Should I wash my fabric first?
Normally I always advocate washing/drying fabric before using it. However, since these blankets can be flexible in sizing, I like to sew before washing. Since washing makes this fabric super fluffy and crinkly, I find it easier to square off the fabric and sew straight hems prior to washing.
There will be a bit of shrinkage afterwards (cotton fabric after all), but since these are just blankets, I always just cut the blanket into as large a square as I can (based off the bolt width), and allow the shrinkage to happen post-sewing and it’s not a big deal.
You could alternatively opt to wash, dry, AND iron the fabric first before cutting/sewing.
How to Sew Your Own DIY Muslin Swaddle Blankets – step by step tutorial
- About 1.5 yds of 45-48” wide double gauze fabric, or enough yardage to sew a square blanket*
- Sewing supplies: sewing machine, thread, pins, and measuring tape.
*Note: I always buy more than enough fabric to make a square blanket because I want to ensure I have plenty of yardage to straighten the fabric. My go-to is to buy 1.5 yards per blanket (I then save scraps for other projects).
Straighten the fabric

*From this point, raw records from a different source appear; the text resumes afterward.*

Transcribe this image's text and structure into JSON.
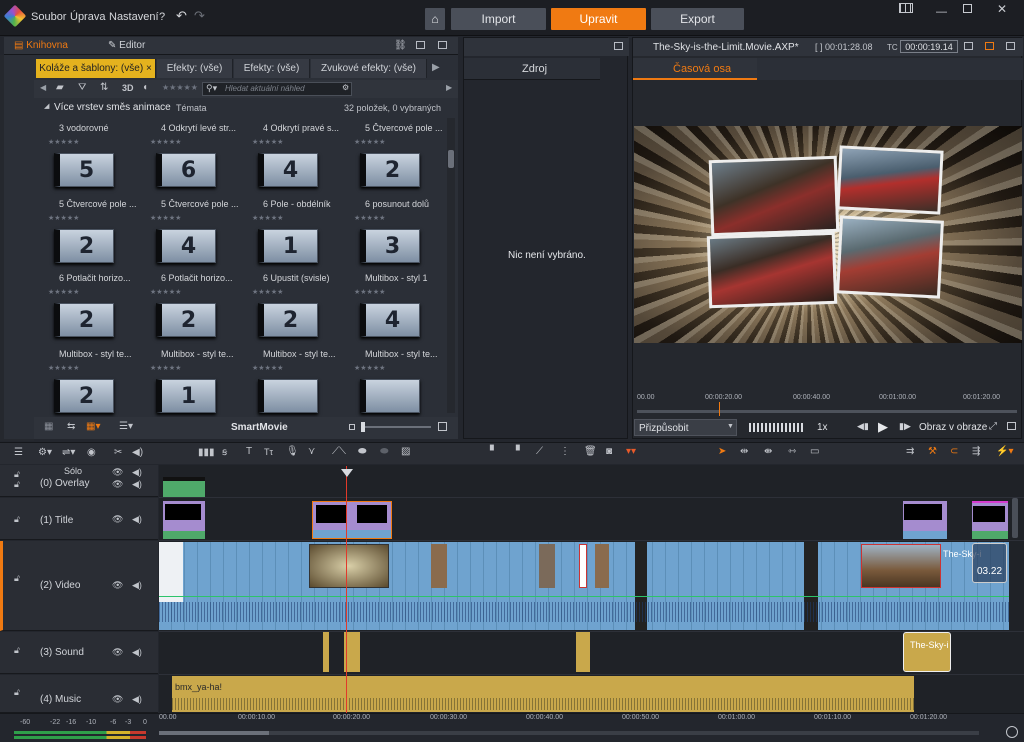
{
  "menu": {
    "file": "Soubor",
    "edit": "Úprava",
    "settings": "Nastavení"
  },
  "modes": {
    "import": "Import",
    "edit": "Upravit",
    "export": "Export"
  },
  "library": {
    "tab_library": "Knihovna",
    "tab_editor": "Editor",
    "subtabs": [
      "Koláže a šablony: (vše)",
      "Efekty: (vše)",
      "Efekty: (vše)",
      "Zvukové efekty: (vše)"
    ],
    "view_3d": "3D",
    "search_placeholder": "Hledat aktuální náhled",
    "section_title": "Více vrstev směs animace",
    "section_topics": "Témata",
    "section_count": "32 položek, 0 vybraných",
    "items": [
      {
        "label": "3 vodorovné",
        "glyph": "5"
      },
      {
        "label": "4 Odkrytí levé str...",
        "glyph": "6"
      },
      {
        "label": "4 Odkrytí pravé s...",
        "glyph": "4"
      },
      {
        "label": "5 Čtvercové pole ...",
        "glyph": "2"
      },
      {
        "label": "5 Čtvercové pole ...",
        "glyph": "2"
      },
      {
        "label": "5 Čtvercové pole ...",
        "glyph": "4"
      },
      {
        "label": "6 Pole - obdélník",
        "glyph": "1"
      },
      {
        "label": "6 posunout dolů",
        "glyph": "3"
      },
      {
        "label": "6 Potlačit horizo...",
        "glyph": "2"
      },
      {
        "label": "6 Potlačit horizo...",
        "glyph": "2"
      },
      {
        "label": "6 Upustit (svisle)",
        "glyph": "2"
      },
      {
        "label": "Multibox - styl 1",
        "glyph": "4"
      },
      {
        "label": "Multibox - styl te...",
        "glyph": "2"
      },
      {
        "label": "Multibox - styl te...",
        "glyph": "1"
      },
      {
        "label": "Multibox - styl te...",
        "glyph": ""
      },
      {
        "label": "Multibox - styl te...",
        "glyph": ""
      }
    ],
    "smartmovie": "SmartMovie"
  },
  "source": {
    "tab": "Zdroj",
    "empty": "Nic není vybráno."
  },
  "player": {
    "file": "The-Sky-is-the-Limit.Movie.AXP*",
    "duration": "00:01:28.08",
    "tc_label": "TC",
    "tc": "00:00:19.14",
    "tab": "Časová osa",
    "ticks": [
      "00.00",
      "00:00:20.00",
      "00:00:40.00",
      "00:01:00.00",
      "00:01:20.00"
    ],
    "fit": "Přizpůsobit",
    "speed": "1x",
    "fit_screen": "Obraz v obraze"
  },
  "timeline": {
    "solo": "Sólo",
    "tracks": [
      "(0) Overlay",
      "(1) Title",
      "(2) Video",
      "(3) Sound",
      "(4) Music"
    ],
    "clip_sky": "The-Sky-i",
    "clip_sky2": "The-Sky-i",
    "clip_time": "03.22",
    "clip_music": "bmx_ya-ha!",
    "ruler": [
      "00.00",
      "00:00:10.00",
      "00:00:20.00",
      "00:00:30.00",
      "00:00:40.00",
      "00:00:50.00",
      "00:01:00.00",
      "00:01:10.00",
      "00:01:20.00"
    ],
    "meter": [
      "-60",
      "-22",
      "-16",
      "-10",
      "-6",
      "-3",
      "0"
    ]
  },
  "colors": {
    "accent": "#f07a12",
    "subtab": "#e4b21e",
    "video_clip": "#6fa3cf",
    "sound_clip": "#c9a84b",
    "title_clip": "#a58ccf"
  }
}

Besides choosing the correct fabric, straightening your fabric is the KEY to a successful swaddle blanket! Don’t skip this step. Fabric isn’t cut perfectly at the counter, so you’ll want to straighten the cut edges before sewing your blanket.

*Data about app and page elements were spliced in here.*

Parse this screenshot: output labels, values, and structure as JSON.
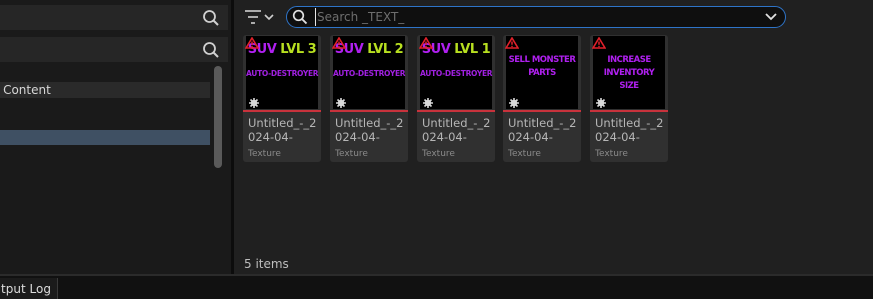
{
  "left_panel": {
    "tree_items": [
      {
        "label": "s Content",
        "selected": false
      },
      {
        "label": "",
        "selected": true
      }
    ]
  },
  "content_browser": {
    "search": {
      "placeholder": "Search _TEXT_",
      "value": ""
    },
    "assets": [
      {
        "name": "Untitled_-_2024-04-",
        "type": "Texture",
        "thumb_line1_a": "SUV",
        "thumb_line1_b": "LVL 3",
        "thumb_line2": "AUTO-DESTROYER",
        "warning": true
      },
      {
        "name": "Untitled_-_2024-04-",
        "type": "Texture",
        "thumb_line1_a": "SUV",
        "thumb_line1_b": "LVL 2",
        "thumb_line2": "AUTO-DESTROYER",
        "warning": true
      },
      {
        "name": "Untitled_-_2024-04-",
        "type": "Texture",
        "thumb_line1_a": "SUV",
        "thumb_line1_b": "LVL 1",
        "thumb_line2": "AUTO-DESTROYER",
        "warning": true
      },
      {
        "name": "Untitled_-_2024-04-",
        "type": "Texture",
        "thumb_line1_a": "SELL MONSTER PARTS",
        "thumb_line1_b": "",
        "thumb_line2": "",
        "warning": true
      },
      {
        "name": "Untitled_-_2024-04-",
        "type": "Texture",
        "thumb_line1_a": "INCREASE INVENTORY SIZE",
        "thumb_line1_b": "",
        "thumb_line2": "",
        "warning": true
      }
    ],
    "item_count": "5 items"
  },
  "bottom_bar": {
    "tabs": [
      {
        "label": "Output Log"
      }
    ]
  },
  "colors": {
    "accent": "#2e74c8",
    "selection": "#3f5063",
    "asset_texture": "#c8323c",
    "warning": "#e0202a"
  },
  "icons": [
    "search-icon",
    "filter-icon",
    "chevron-down-icon",
    "warning-icon",
    "gear-icon"
  ]
}
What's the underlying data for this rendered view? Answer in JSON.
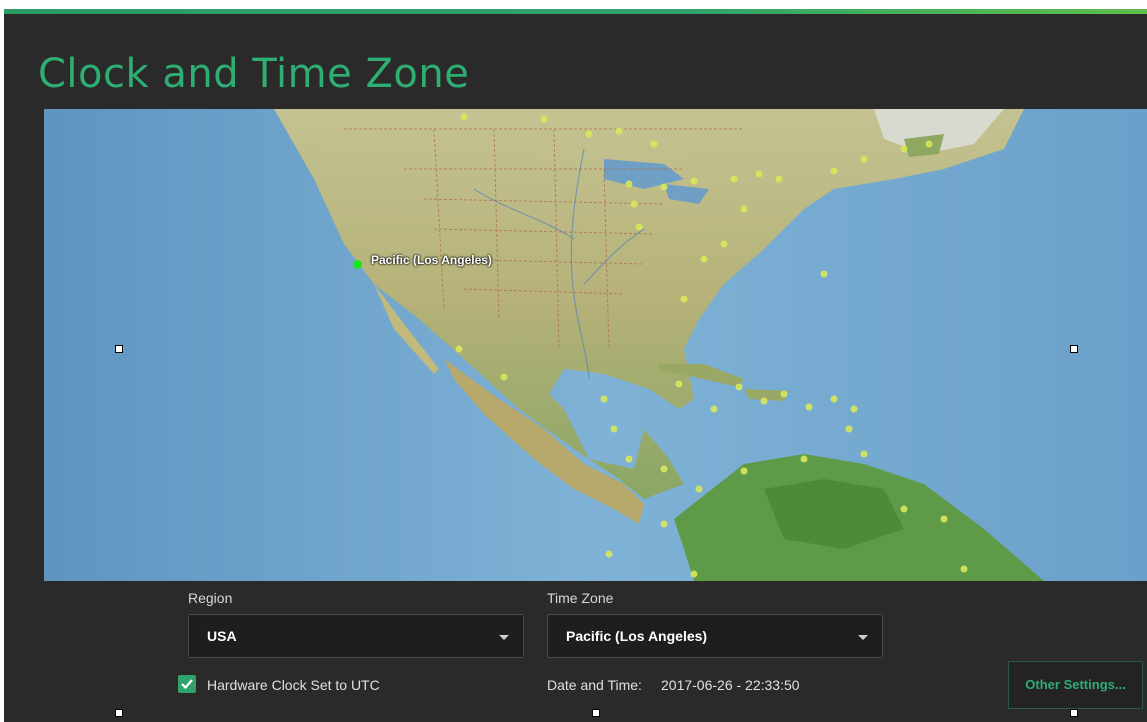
{
  "window": {
    "title": "Clock and Time Zone"
  },
  "map": {
    "selected_city": "Pacific (Los Angeles)",
    "selected_marker_color": "#19e619",
    "city_marker_color": "#d9e85a"
  },
  "region": {
    "label": "Region",
    "value": "USA"
  },
  "timezone": {
    "label": "Time Zone",
    "value": "Pacific (Los Angeles)"
  },
  "hardware_clock": {
    "label": "Hardware Clock Set to UTC",
    "checked": true
  },
  "datetime": {
    "label": "Date and Time:",
    "value": "2017-06-26 - 22:33:50"
  },
  "buttons": {
    "other_settings": "Other Settings..."
  },
  "colors": {
    "accent": "#2fae73",
    "background": "#2a2a2a",
    "field": "#1e1e1e"
  },
  "icons": [
    "check-icon",
    "chevron-down-icon"
  ]
}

Double gauze usually has sort of a “grid” pattern within the weave of the fabric. If your fabric has this, you can simply follow one of the grid lines and trim up each cut edge of the fabric to straighten it. OR, you can use the following method:

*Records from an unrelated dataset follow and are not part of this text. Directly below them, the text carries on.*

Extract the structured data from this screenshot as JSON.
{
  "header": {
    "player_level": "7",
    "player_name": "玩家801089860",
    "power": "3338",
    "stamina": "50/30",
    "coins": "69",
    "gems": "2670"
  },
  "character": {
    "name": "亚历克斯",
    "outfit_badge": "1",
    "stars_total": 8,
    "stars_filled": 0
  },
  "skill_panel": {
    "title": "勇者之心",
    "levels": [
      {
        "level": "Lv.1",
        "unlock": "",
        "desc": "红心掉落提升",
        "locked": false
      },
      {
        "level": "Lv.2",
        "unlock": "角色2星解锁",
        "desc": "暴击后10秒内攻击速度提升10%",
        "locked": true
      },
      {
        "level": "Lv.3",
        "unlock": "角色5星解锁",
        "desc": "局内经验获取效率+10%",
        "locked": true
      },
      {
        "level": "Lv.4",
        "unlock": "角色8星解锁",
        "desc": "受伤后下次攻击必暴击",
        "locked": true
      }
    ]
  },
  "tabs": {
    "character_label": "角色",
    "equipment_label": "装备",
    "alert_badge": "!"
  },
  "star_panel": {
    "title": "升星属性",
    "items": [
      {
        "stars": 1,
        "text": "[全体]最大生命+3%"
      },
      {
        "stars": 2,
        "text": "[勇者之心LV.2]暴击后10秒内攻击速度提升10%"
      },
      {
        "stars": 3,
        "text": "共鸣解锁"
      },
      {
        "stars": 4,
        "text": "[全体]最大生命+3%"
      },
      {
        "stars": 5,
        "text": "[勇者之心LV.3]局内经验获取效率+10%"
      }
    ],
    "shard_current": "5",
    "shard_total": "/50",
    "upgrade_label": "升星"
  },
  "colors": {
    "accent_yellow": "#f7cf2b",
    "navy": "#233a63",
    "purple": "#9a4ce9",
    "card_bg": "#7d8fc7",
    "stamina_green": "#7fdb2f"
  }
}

- Lay the fabric out on a flat surface and pick a cut side to start from.
- Snip the selvage edge a tiny bit and begin to pull down one or two crosswise threads. Alternate gently pushing the fabric and pulling the threads to avoid breaking the threads before you’ve made it to the end.
- Now, cut along where the thread was pulled out. Repeat on the other cut side of the fabric.
- Tips: Oftentimes it’s hard to know how much trimming to do for straight edges. In this case, choose a grid line (or a point in the pattern if your fabric doesn’t have those lines) a few inches in from the edge and follow it up the fabric with your finger. If your line “falls off” the fabric, go in a bit further. Or, if you have lots of fabric left in the “trim zone”, try moving your cut point out a bit more so you can save fabric. Another tip: If your thread breaks before you reach the top of the fabric you can use the tip of a pin to pull it out from the fabric again and continue.
Sew the blanket
Now that you have straight edges, it’s time to cut the fabric into a square. I find the quickest way to do this is to fold the fabric in a triangle up to the top edge and trim off the excess. Keep things straight (use the grid lines of the fabric if you can) and don’t cut until you are good and ready!
Now it’s time to hem up the blanket.
Use a ruler to guide you in pinning up the hems. I go for a ½” fold over hem. Which means, I find the ½” point, fold up the hem, measure another ½” and then fold it up again and pin. You can see here that the “grid” within the weave of the fabric helps too!
Stitch the hem (close to the inside edge for sturdiness), removing pins as you sew.
Next side: Repeat the process and fold in the sewn edge along with the rest of the fabric as you pin it up. Stitch hem.
Repeat for the final two sides. Trim excess threads and now go wash your DIY muslin swaddle blankets! Washing up the fabric is my favorite part because the fabric loses its stiffness and gets soft and crinkly.
What double gauze fabric looks like before washing:
What double gauze fabric looks like after washing:
I hope these tips helped you sew your very own DIY muslin swaddle blankets! They really are so fun to make, and they are the perfect gift for little ones. Share with me in the comments if you give it a try!